The white men sat with sour water in their mouths. Their eyes were almost puffed shut, as if they had been struck in their faces by wind and sand and heat.
The rage was in Samuel Teece. He climbed up on the porch and glared at the passing swarms. He waved his gun. And after a while when he had to do something, he began to shout at anyone, any Negro who looked up at him. “Bang! There’s another rocket out in space!” he shouted so all could hear. “Bang! By God!” The dark heads didn’t flicker or pretend to hear, but their white eyes slid swiftly over and back. “Crash! All them rockets fallin’! Screamin’, dyin’! Bang! God Almighty, I’m glad I’m right here on old terra firma. As they says in that old joke, the more firma, the less terra! Ha, ha!”
Horses clopped along, shuffling up dust. Wagons bumbled on ruined springs.
“Bang!” His voice was lonely in the heat, trying to terrify the dust and the blazing sun sky. “Wham! Niggers all over space! Jerked outa rockets like so many minnows hit by a meteor, by God! Space fulla meteors. You know that? Sure! Thick as buckshot; powie! Shoot down them tin-can rockets like so many ducks, so many clay pipes! Ole sardine cans full of black cod! Bangin’ like a stringa ladyfingers, bang, bang, bang! Ten thousand dead here, ten thousand there. Floatin’ in space, around and around earth, ever and ever, cold and way out, Lord! You hear that, you there!”
Silence. The river was broad and continuous. Having entered all cotton shacks during the hour, having flooded all the valuables out, it was now carrying the clocks and the washboards, the silk bolts and curtain rods on down to some distant black sea.
High tide passed. It was two o’clock. Low tide came. Soon the river was dried up, the town silent, the dust settling in a film on the stores, the seated men, the tall hot trees.
The men on the porch listened.
Hearing nothing, they extended their thoughts and their imaginations out and into the surrounding meadows. In the early morning the land had been filled with its usual concoctions of sound. Here and there, with stubborn persistence to custom, there had been voices singing, the honey laughter under the mimosa branches, the pickaninnies rushing in clear water laughter at the creek, movements and bendings in the fields, jokes and shouts of amusement from the shingle shacks covered with fresh green vine.
Now it was as if a great wind had washed the land clean of sounds. There was nothing. Skeleton doors hung open on leather hinges. Rubber-tire swings hung in the silent air, uninhibited. The washing rocks at the river were empty, and the watermelon patches, if any, were left alone to heat their hidden liquors in the sun. Spiders started building new webs in abandoned huts; dust started to sift in from unpatched roofs in golden spicules. Here and there a fire, forgotten in the last rush, lingered and in a sudden access of strength fed upon the dry bones of some littered shack.
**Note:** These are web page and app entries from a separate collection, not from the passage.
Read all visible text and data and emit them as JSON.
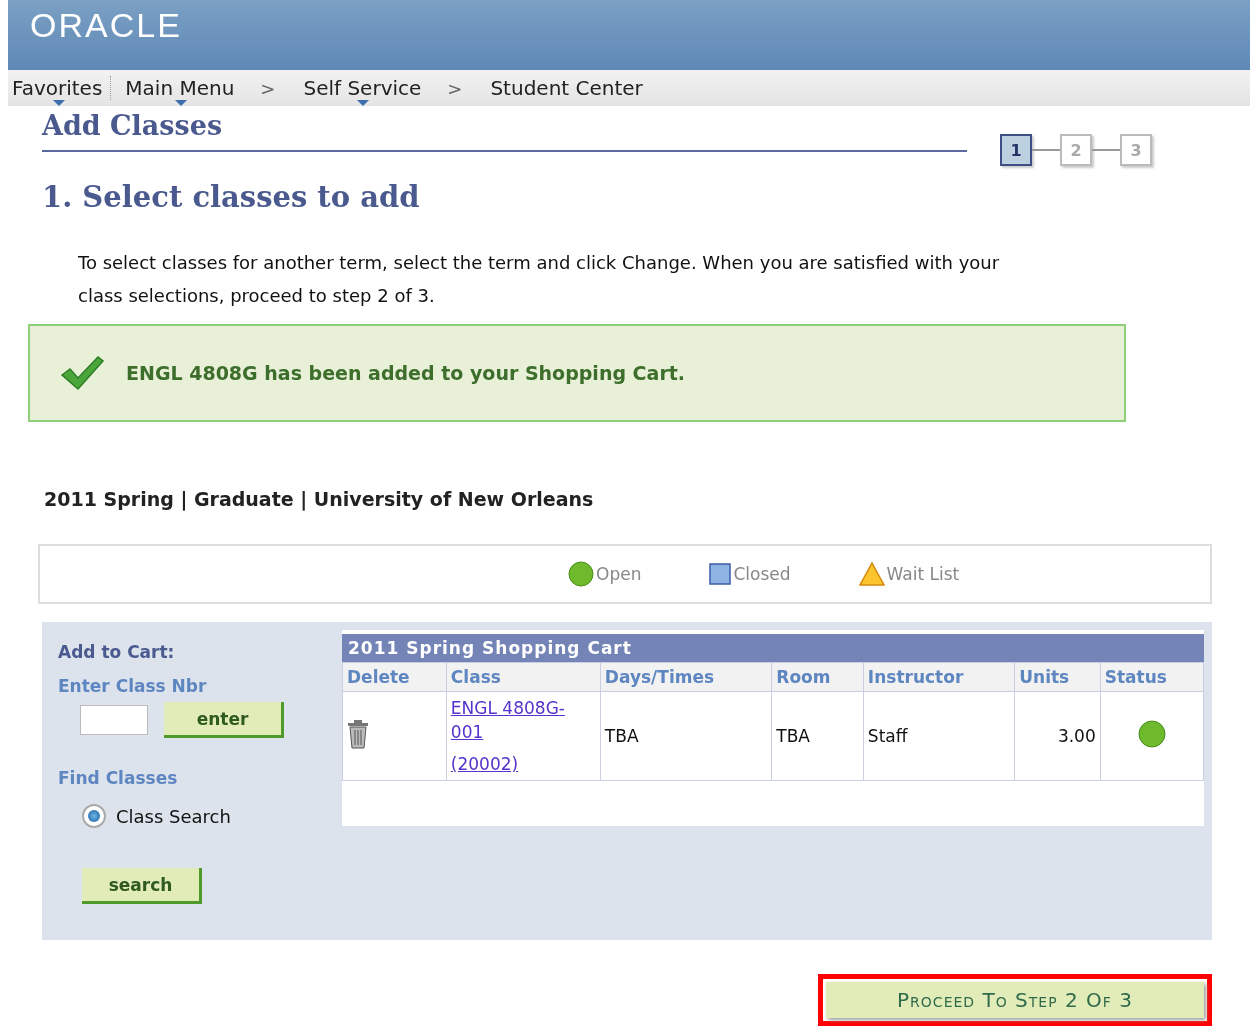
{
  "header": {
    "logo": "ORACLE"
  },
  "breadcrumb": [
    {
      "label": "Favorites",
      "dropdown": true
    },
    {
      "label": "Main Menu",
      "dropdown": true
    },
    {
      "label": ">",
      "kind": "separator"
    },
    {
      "label": "Self Service",
      "dropdown": true
    },
    {
      "label": ">",
      "kind": "separator"
    },
    {
      "label": "Student Center",
      "dropdown": false
    }
  ],
  "page_title": "Add Classes",
  "steps": [
    {
      "label": "1",
      "selected": true
    },
    {
      "label": "2",
      "selected": false
    },
    {
      "label": "3",
      "selected": false
    }
  ],
  "step_heading": "1.  Select classes to add",
  "instructions": "To select classes for another term, select the term and click Change.  When you are satisfied with your class selections, proceed to step 2 of 3.",
  "success_message": "ENGL 4808G has been added to your Shopping Cart.",
  "term_line": "2011 Spring | Graduate | University of New Orleans",
  "legend": [
    {
      "kind": "open",
      "label": "Open"
    },
    {
      "kind": "closed",
      "label": "Closed"
    },
    {
      "kind": "waitlist",
      "label": "Wait List"
    }
  ],
  "add_panel": {
    "title": "Add to Cart:",
    "class_nbr_label": "Enter Class Nbr",
    "enter_button": "enter",
    "find_label": "Find Classes",
    "radio": {
      "label": "Class Search",
      "checked": true
    },
    "search_button": "search"
  },
  "cart": {
    "title": "2011 Spring Shopping Cart",
    "columns": [
      "Delete",
      "Class",
      "Days/Times",
      "Room",
      "Instructor",
      "Units",
      "Status"
    ],
    "rows": [
      {
        "class_lines": [
          "ENGL 4808G-",
          "001",
          "(20002)"
        ],
        "days_times": "TBA",
        "room": "TBA",
        "instructor": "Staff",
        "units": "3.00",
        "status": {
          "kind": "open"
        }
      }
    ]
  },
  "proceed_button": "Proceed To Step 2 Of 3"
}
The sound of a gentle feeding burn went up through the silenced air.
The men sat on the hardware porch, not blinking or swallowing.
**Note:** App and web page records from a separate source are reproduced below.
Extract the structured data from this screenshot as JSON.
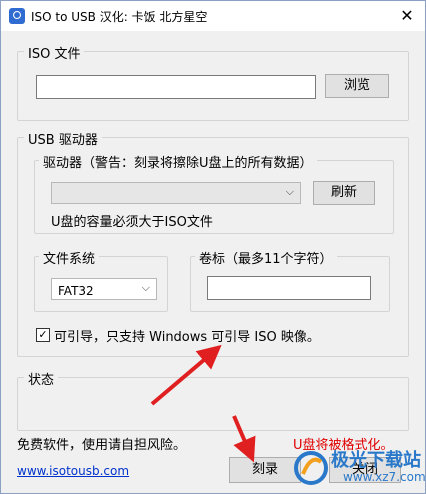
{
  "window": {
    "title": "ISO to USB  汉化: 卡饭 北方星空",
    "close_glyph": "✕"
  },
  "iso_group": {
    "legend": "ISO 文件",
    "path_value": "",
    "browse_label": "浏览"
  },
  "usb_group": {
    "legend": "USB 驱动器",
    "drive_legend": "驱动器（警告：刻录将擦除U盘上的所有数据）",
    "drive_value": "",
    "refresh_label": "刷新",
    "capacity_note": "U盘的容量必须大于ISO文件",
    "fs_legend": "文件系统",
    "fs_value": "FAT32",
    "label_legend": "卷标（最多11个字符）",
    "label_value": "",
    "bootable_checked": true,
    "bootable_text": "可引导，只支持 Windows 可引导 ISO 映像。"
  },
  "status_group": {
    "legend": "状态",
    "text": ""
  },
  "footer": {
    "disclaimer": "免费软件，使用请自担风险。",
    "format_warning": "U盘将被格式化。",
    "website": "www.isotousb.com",
    "burn_label": "刻录",
    "close_label": "关闭"
  },
  "watermark": {
    "text": "极光下载站",
    "url": "www.xz7.com"
  },
  "colors": {
    "annotation_arrow": "#e02020",
    "warning": "#e00000",
    "link": "#0033cc"
  }
}
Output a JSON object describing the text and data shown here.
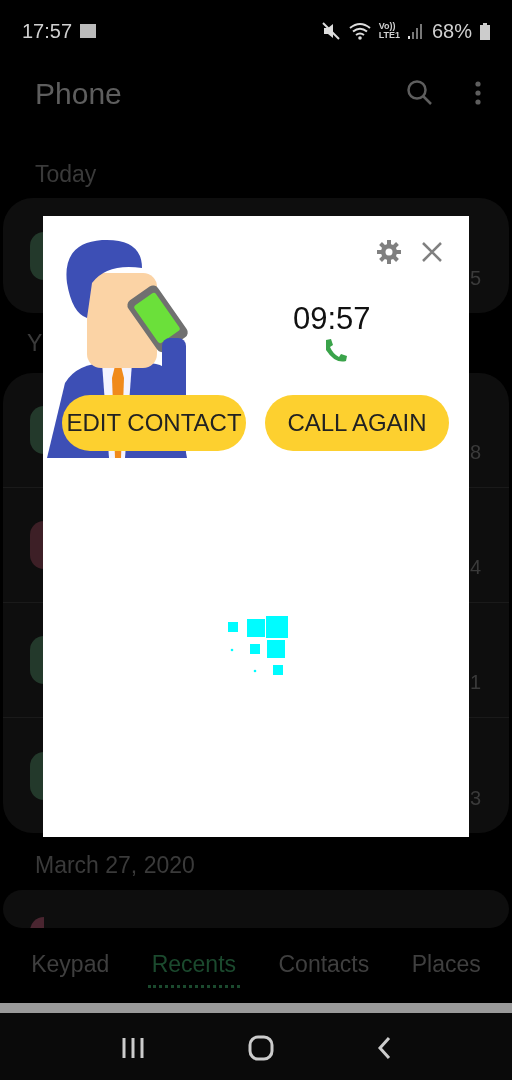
{
  "status_bar": {
    "time": "17:57",
    "network": "Vo))\nLTE1",
    "battery": "68%"
  },
  "app_bar": {
    "title": "Phone"
  },
  "sections": [
    {
      "header": "Today",
      "rows": [
        {
          "color": "#23392b",
          "time": "5"
        }
      ]
    },
    {
      "header": "Y",
      "rows": [
        {
          "color": "#23392b",
          "time": "8"
        },
        {
          "color": "#3d1f26",
          "time": "4"
        },
        {
          "color": "#23392b",
          "time": "1"
        },
        {
          "color": "#23392b",
          "time": "3"
        }
      ]
    },
    {
      "header": "March 27, 2020",
      "rows": [
        {
          "color": "#4a2530"
        }
      ]
    }
  ],
  "dialog": {
    "time": "09:57",
    "buttons": [
      "EDIT CONTACT",
      "CALL AGAIN"
    ]
  },
  "tabs": [
    {
      "label": "Keypad",
      "selected": false
    },
    {
      "label": "Recents",
      "selected": true
    },
    {
      "label": "Contacts",
      "selected": false
    },
    {
      "label": "Places",
      "selected": false
    }
  ]
}
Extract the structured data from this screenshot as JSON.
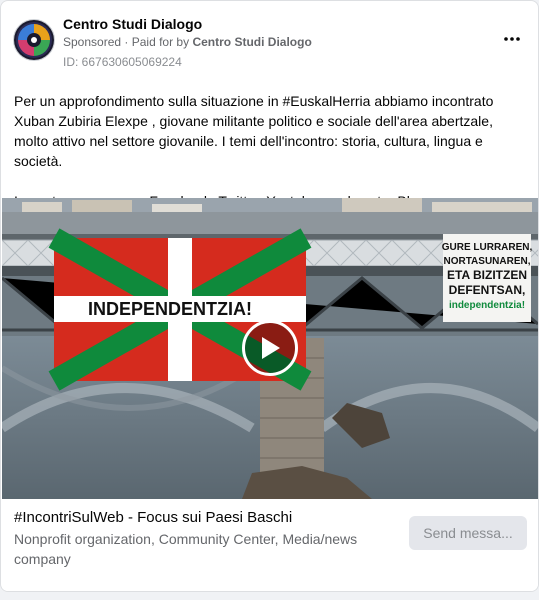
{
  "post": {
    "page_name": "Centro Studi Dialogo",
    "sponsored_label": "Sponsored",
    "paid_prefix": "Paid for by",
    "paid_by": "Centro Studi Dialogo",
    "id_text": "ID: 667630605069224",
    "body_paragraph_1": "Per un approfondimento sulla situazione in #EuskalHerria abbiamo incontrato Xuban Zubiria Elexpe , giovane militante politico e sociale dell'area abertzale, molto attivo nel settore giovanile. I temi dell'incontro: storia, cultura, lingua e società.",
    "body_paragraph_2": "In contemporanea su Facebook, Twitter, Youtube e sul nostro Blog."
  },
  "media": {
    "flag_text": "INDEPENDENTZIA!",
    "banner_lines": [
      "GURE LURRAREN,",
      "NORTASUNAREN,",
      "ETA BIZITZEN",
      "DEFENTSAN,",
      "independentzia!"
    ]
  },
  "footer": {
    "title": "#IncontriSulWeb - Focus sui Paesi Baschi",
    "description": "Nonprofit organization, Community Center, Media/news company",
    "send_button_label": "Send messa..."
  },
  "colors": {
    "flag_red": "#d52b1e",
    "flag_green": "#0f8a3c",
    "water": "#6c7880"
  }
}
“I can’t figure why they left now. With things lookin’ up. I mean, every day they got more rights. What they want, anyway? Here’s the poll tax gone, and more and more states passin’ anti-lynchin’ bills, and all kinds of equal rights. What more they want? They make almost as good money as a white man, but there they go.”
Far down the empty street a bicycle came.
“I’ll be goddamned. Teece, here comes your Silly now.”
The bicycle pulled up before the porch, a seventeen-year-old colored boy on it, all arms and feet and long legs and round watermelon head. He looked up at Samuel Teece and smiled.